I came across the text below via the #platformcoop mailing list and thought I’d share it here, since it sums up better than I’ve ever done the philosophical, economic, and political stance underlying the “gift economy” dimension of Cosmos and A Theory of Everybody (which is not the whole thing, but an important part).
Victor Bezrukov, sandgiver, via Flickr [CC BY-NC 2.0]
Originally published on http://matslats.net
This is how, through collective nonpolitical action, we can in one fell swoop,
- forge bonds of trust and reciprocation in our communities
- start building resilience to economic collapse
- mitigate climate change
- transform our consciousnesses, from a scarcity mentality to an abundance mentality
- clear out a lot of junk and clutter and make space
- force the economy back into step and start it in a good direction
If we stop buying stuff and start giving away what we have. Not only our stuff, but our time, our skills and our emotions. Our fundamental measures of value, the fiat currencies, are collapsing under our very noses. The middle class faces being wiped out - the losses we face are still unimaginable to most people.
Economists and politicians are scrambling to find new ways to extend our indebtedness, to buy us time, but these debts will never be paid. We have a once in a lifetime opportunity now to redefine the measure-of-value. To stop using GDP as indicators of economic success; to put resources into productive activities, instead of into military, marketing, security, and inefficient ideologies.
This is how to throw a spanner in the works: how to emasculate those who seek to profit from your labour; how to declare “I have no part in this madness”; how to regain control over your productive energy; and how to do so with dignity, not violence or even harsh words.
Spend less time earning money, and simply stop buying stuff. You don’t need it. Really.
Humans, especially the pampered ones in developed economies, will never recover, economically, from the decline which is underway . We need to look up from our meaningless obsessions and nonproductive jobs and start working with our neighbours. Either that, or compete with them when things get scarcer.
Radical giving is a transformation anyone can make at any time. It is a revolution from within which requires no violence. Nor does it require changes to the law, grant-making trusts, or mass cooperation.
Radical giving means first, giving away all the shit you don’t need, to save other people the expense of buying new. This costs you nothing, and wins you a load of street cred. Spend time thinking who needs what to increase the value of your gifts.
Radical giving means second, creating instead of spending. Buying presents for money, even customised ones, is inefficient at fulfilling real needs and at building meaningful relationships. Instead put yourself and your resources at the service of others. Do things with them for any goal other than money.

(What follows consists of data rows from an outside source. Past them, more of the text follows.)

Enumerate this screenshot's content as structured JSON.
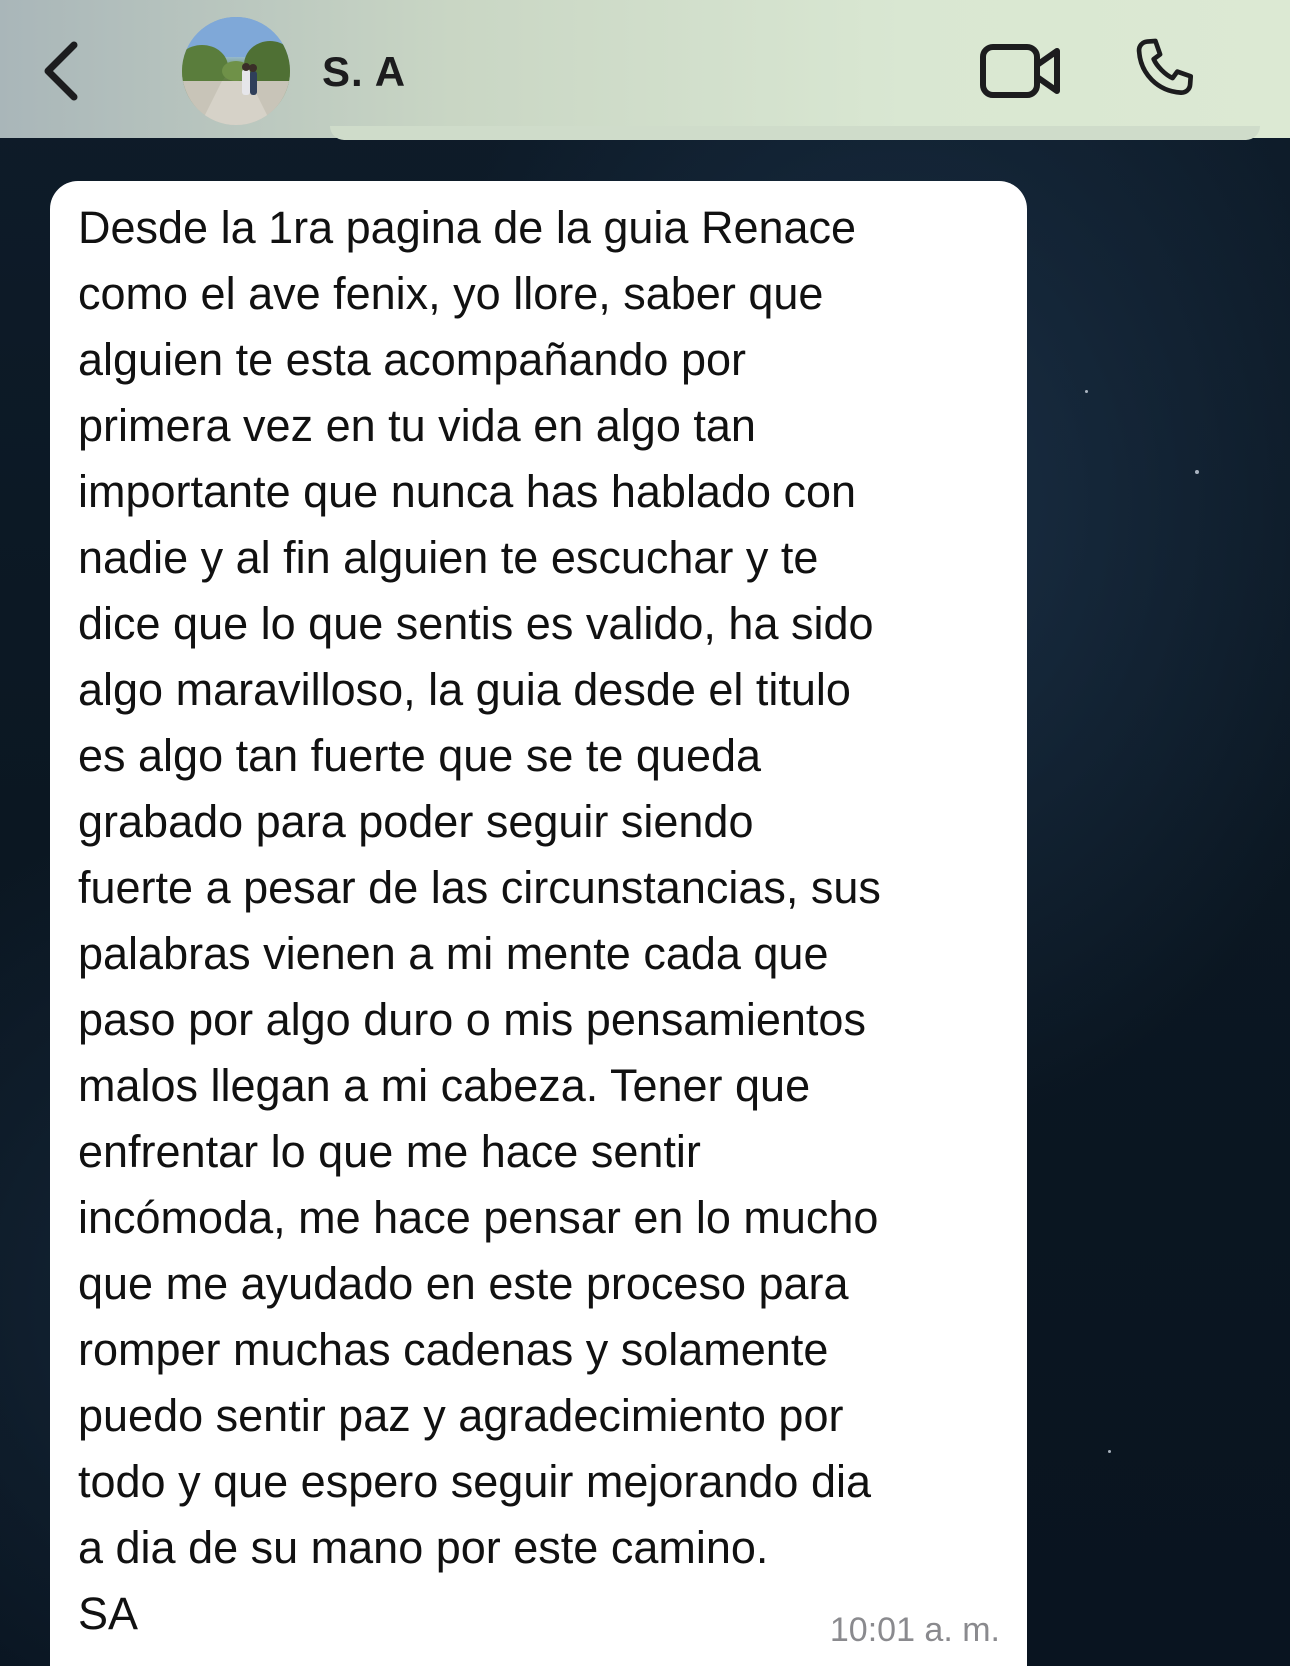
{
  "header": {
    "contact_name": "S. A",
    "icons": {
      "back": "chevron-left-icon",
      "video": "video-camera-icon",
      "call": "phone-icon"
    }
  },
  "message": {
    "text": "Desde la 1ra pagina de la guia Renace\ncomo el ave fenix, yo llore, saber que\nalguien te esta acompañando por\nprimera vez en tu vida en algo tan\nimportante que nunca has hablado con\nnadie y al fin alguien te escuchar y te\ndice que lo que sentis es valido, ha sido\nalgo maravilloso, la guia desde el titulo\nes algo tan fuerte que se te queda\ngrabado para poder seguir siendo\nfuerte a pesar de las circunstancias, sus\npalabras vienen a mi mente cada que\npaso por algo duro o mis pensamientos\nmalos llegan a mi cabeza. Tener que\nenfrentar lo que me hace sentir\nincómoda, me hace pensar en lo mucho\nque me ayudado en este proceso para\nromper muchas cadenas y solamente\npuedo sentir paz y agradecimiento por\ntodo y que espero seguir mejorando dia\na dia de su mano por este camino.\nSA",
    "time": "10:01 a. m."
  },
  "colors": {
    "header_start": "#a9b6b9",
    "header_end": "#dce9d3",
    "bubble": "#ffffff",
    "wallpaper": "#0d1a26",
    "timestamp": "#8a8a8e"
  }
}
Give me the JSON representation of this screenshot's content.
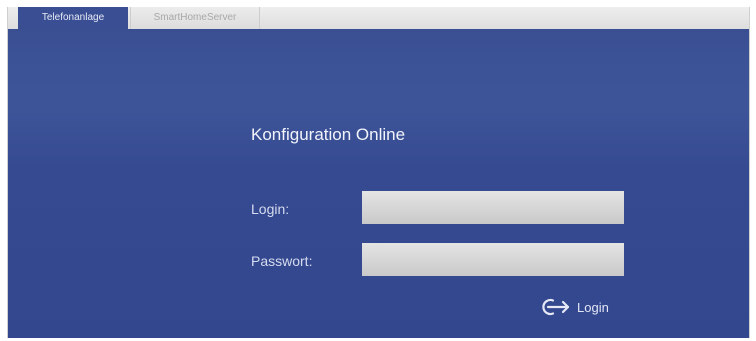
{
  "tabs": [
    {
      "label": "Telefonanlage",
      "active": true
    },
    {
      "label": "SmartHomeServer",
      "active": false
    }
  ],
  "main": {
    "title": "Konfiguration Online",
    "login_label": "Login:",
    "login_value": "",
    "password_label": "Passwort:",
    "password_value": "",
    "submit_label": "Login",
    "submit_icon": "login-arrow-icon"
  },
  "colors": {
    "panel_blue": "#3a4f92",
    "input_gray": "#d4d4d4",
    "tab_active_text": "#e6e9f5",
    "tab_inactive_text": "#a8a8a8"
  }
}
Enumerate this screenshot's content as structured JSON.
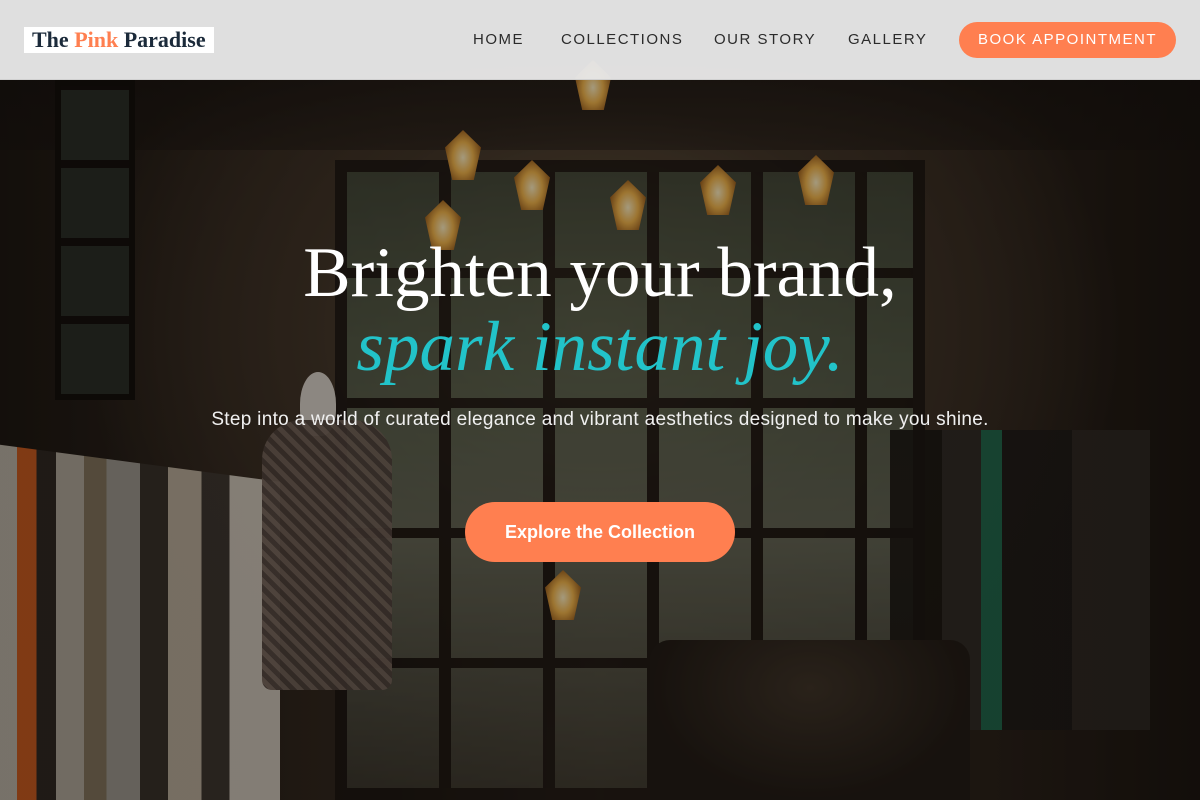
{
  "brand": {
    "logo_part1": "The ",
    "logo_accent": "Pink",
    "logo_part2": " Paradise",
    "accent_color": "#ff7f50",
    "highlight_color": "#22c3c9"
  },
  "nav": {
    "items": [
      {
        "label": "HOME"
      },
      {
        "label": "COLLECTIONS"
      },
      {
        "label": "OUR STORY"
      },
      {
        "label": "GALLERY"
      }
    ],
    "cta_label": "BOOK APPOINTMENT"
  },
  "hero": {
    "title_line1": "Brighten your brand,",
    "title_line2": "spark instant joy.",
    "subtitle": "Step into a world of curated elegance and vibrant aesthetics designed to make you shine.",
    "cta_label": "Explore the Collection"
  }
}
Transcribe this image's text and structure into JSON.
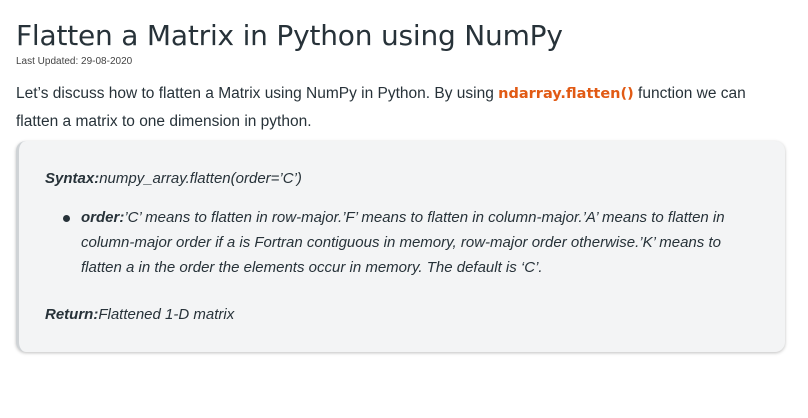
{
  "article": {
    "title": "Flatten a Matrix in Python using NumPy",
    "last_updated": "Last Updated: 29-08-2020",
    "intro_before": "Let’s discuss how to flatten a Matrix using NumPy in Python. By using ",
    "intro_code": "ndarray.flatten()",
    "intro_after": " function we can flatten a matrix to one dimension in python."
  },
  "infobox": {
    "syntax_label": "Syntax:",
    "syntax_value": "numpy_array.flatten(order=’C’)",
    "param_label": "order:",
    "param_text": "’C’ means to flatten in row-major.’F’ means to flatten in column-major.’A’ means to flatten in column-major order if a is Fortran contiguous in memory, row-major order otherwise.’K’ means to flatten a in the order the elements occur in memory. The default is ‘C’.",
    "return_label": "Return:",
    "return_value": "Flattened 1-D matrix"
  }
}
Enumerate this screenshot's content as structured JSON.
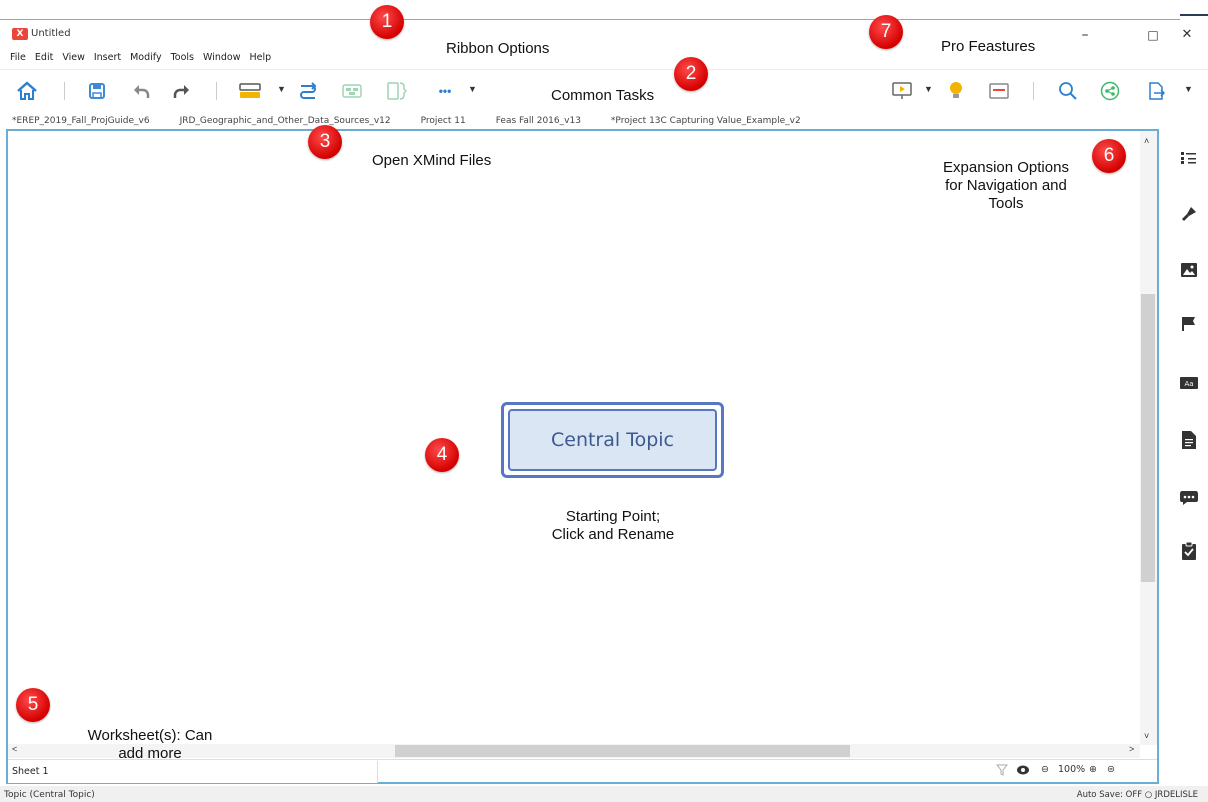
{
  "window": {
    "app_logo": "X",
    "title": "Untitled",
    "minimize": "–",
    "maximize": "□",
    "close": "✕"
  },
  "menu": [
    "File",
    "Edit",
    "View",
    "Insert",
    "Modify",
    "Tools",
    "Window",
    "Help"
  ],
  "toolbar": {
    "icons": [
      "home-icon",
      "save-icon",
      "undo-icon",
      "redo-icon",
      "topic-style-icon",
      "relationship-icon",
      "boundary-icon",
      "summary-icon",
      "more-icon",
      "presentation-icon",
      "idea-icon",
      "gantt-icon",
      "search-icon",
      "share-icon",
      "export-icon"
    ],
    "more_label": "•••"
  },
  "file_tabs": [
    "*EREP_2019_Fall_ProjGuide_v6",
    "JRD_Geographic_and_Other_Data_Sources_v12",
    "Project 11",
    "Feas Fall 2016_v13",
    "*Project 13C Capturing Value_Example_v2"
  ],
  "canvas": {
    "central_topic": "Central Topic"
  },
  "sidebar": {
    "icons": [
      "outliner-icon",
      "format-brush-icon",
      "image-icon",
      "marker-flag-icon",
      "label-icon",
      "notes-icon",
      "comments-icon",
      "task-icon"
    ]
  },
  "sheet": {
    "tab": "Sheet 1",
    "zoom": "100%"
  },
  "status": {
    "left": "Topic (Central Topic)",
    "right": "Auto Save: OFF  ○ JRDELISLE"
  },
  "annotations": [
    {
      "num": "1",
      "text": "Ribbon Options"
    },
    {
      "num": "2",
      "text": "Common Tasks"
    },
    {
      "num": "3",
      "text": "Open XMind Files"
    },
    {
      "num": "4",
      "text": ""
    },
    {
      "num": "5",
      "text": ""
    },
    {
      "num": "6",
      "text": "Expansion Options for Navigation and Tools"
    },
    {
      "num": "7",
      "text": "Pro Feastures"
    }
  ],
  "notes": {
    "starting_point_1": "Starting Point;",
    "starting_point_2": "Click and Rename",
    "expansion_1": "Expansion Options",
    "expansion_2": "for Navigation and",
    "expansion_3": "Tools",
    "worksheets_1": "Worksheet(s): Can",
    "worksheets_2": "add more"
  },
  "colors": {
    "canvas_border": "#6aaed6",
    "topic_border": "#5678c2",
    "topic_fill": "#dbe6f4",
    "badge": "#e00000"
  }
}
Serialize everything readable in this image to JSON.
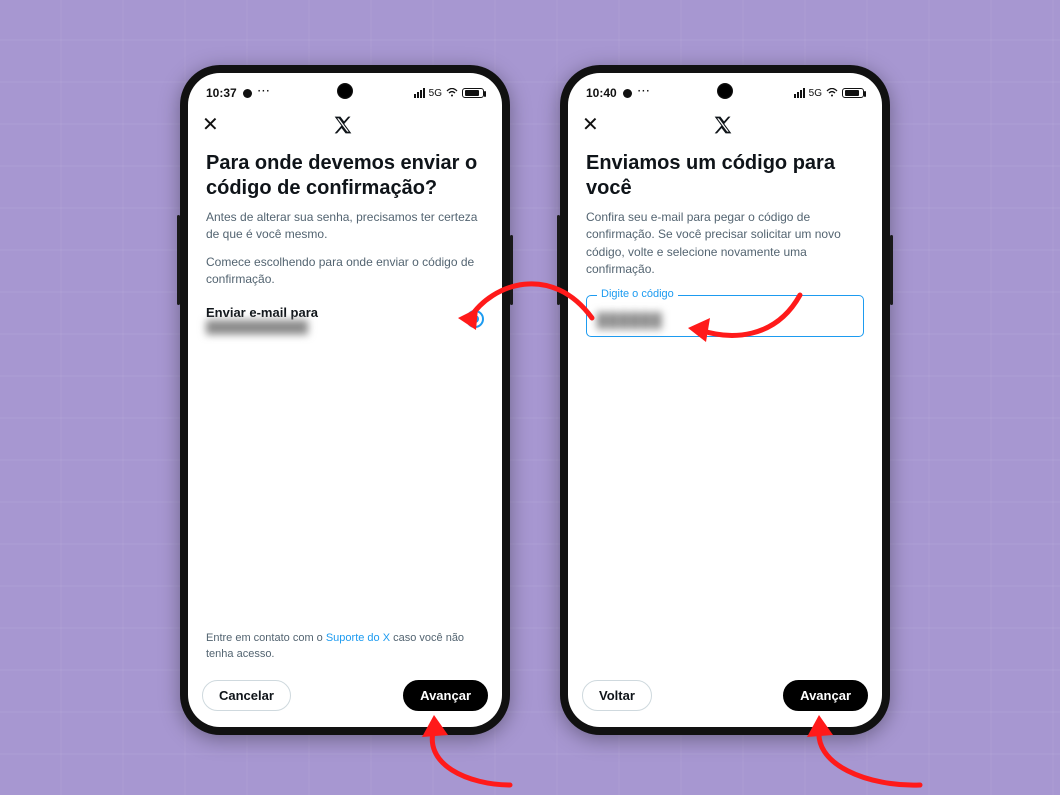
{
  "phone1": {
    "status": {
      "time": "10:37",
      "dots": "···",
      "net": "5G"
    },
    "title": "Para onde devemos enviar o código de confirmação?",
    "para1": "Antes de alterar sua senha, precisamos ter certeza de que é você mesmo.",
    "para2": "Comece escolhendo para onde enviar o código de confirmação.",
    "radio_label": "Enviar e-mail para",
    "radio_sub": "████████████",
    "support_pre": "Entre em contato com o ",
    "support_link": "Suporte do X",
    "support_post": " caso você não tenha acesso.",
    "btn_cancel": "Cancelar",
    "btn_next": "Avançar"
  },
  "phone2": {
    "status": {
      "time": "10:40",
      "dots": "···",
      "net": "5G"
    },
    "title": "Enviamos um código para você",
    "para1": "Confira seu e-mail para pegar o código de confirmação. Se você precisar solicitar um novo código, volte e selecione novamente uma confirmação.",
    "field_legend": "Digite o código",
    "field_value": "██████",
    "btn_back": "Voltar",
    "btn_next": "Avançar"
  }
}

Radical giving means third, turning away from private obsessions, and turning towards the humans in the immediate vicinity and asking what they might need from you. Having purged yourself of extraneous stuff, you are more likely to discover a deep reservoir of inner resources.
I wish to embrace ‘radical giving’ at the level of art. The idea is to remove as much creative production as possible from the debt-based monetary system into an alternative economy which is generosity-based, where a culture of appreciation is encouraged around exceptional writing and art, and a means of reciprocity (toward a virtuous circle) provided by the underlying platform.
The problem I wish to address is this: many artists need money, but to constantly be hustling and scrounging to sell individual works (books, paintings, movies, music, or whatever) that will never pay the rent or mortgage is mostly a losing game, and sucks.
However, if an audience / community that appreciates these artists’ work can be grown, and can be persuaded to provide financial and other forms of support through membership in the platform and sponsorship of individual artists, then artists can be freed to put their work out (radically give), outside of the exhausting transactional model. This “free giving” is what most of us end up doing anyway, but without appropriate valuation and economic sustenance.
The LitCoin concept is intended to provide the functional (and narrative) means of supporting contributors in the Gift Economy. It will be a way of recognizing and encouraging the sharing of “time, skills, and emotions” which are concretized in the work of art (or other creative offering). The co-op provides a structure for conducting these flows equitably.
The purpose of establishing a functional Gift Economy, however, is not merely for individual artists to make a living (though that’s a goal), but to punch a hole in dominant economic logic of our society, so that new logics can be experimented with, and if successful, scaled to larger networks, as existing systems falter and fail and more people decide (or are forced) to opt out.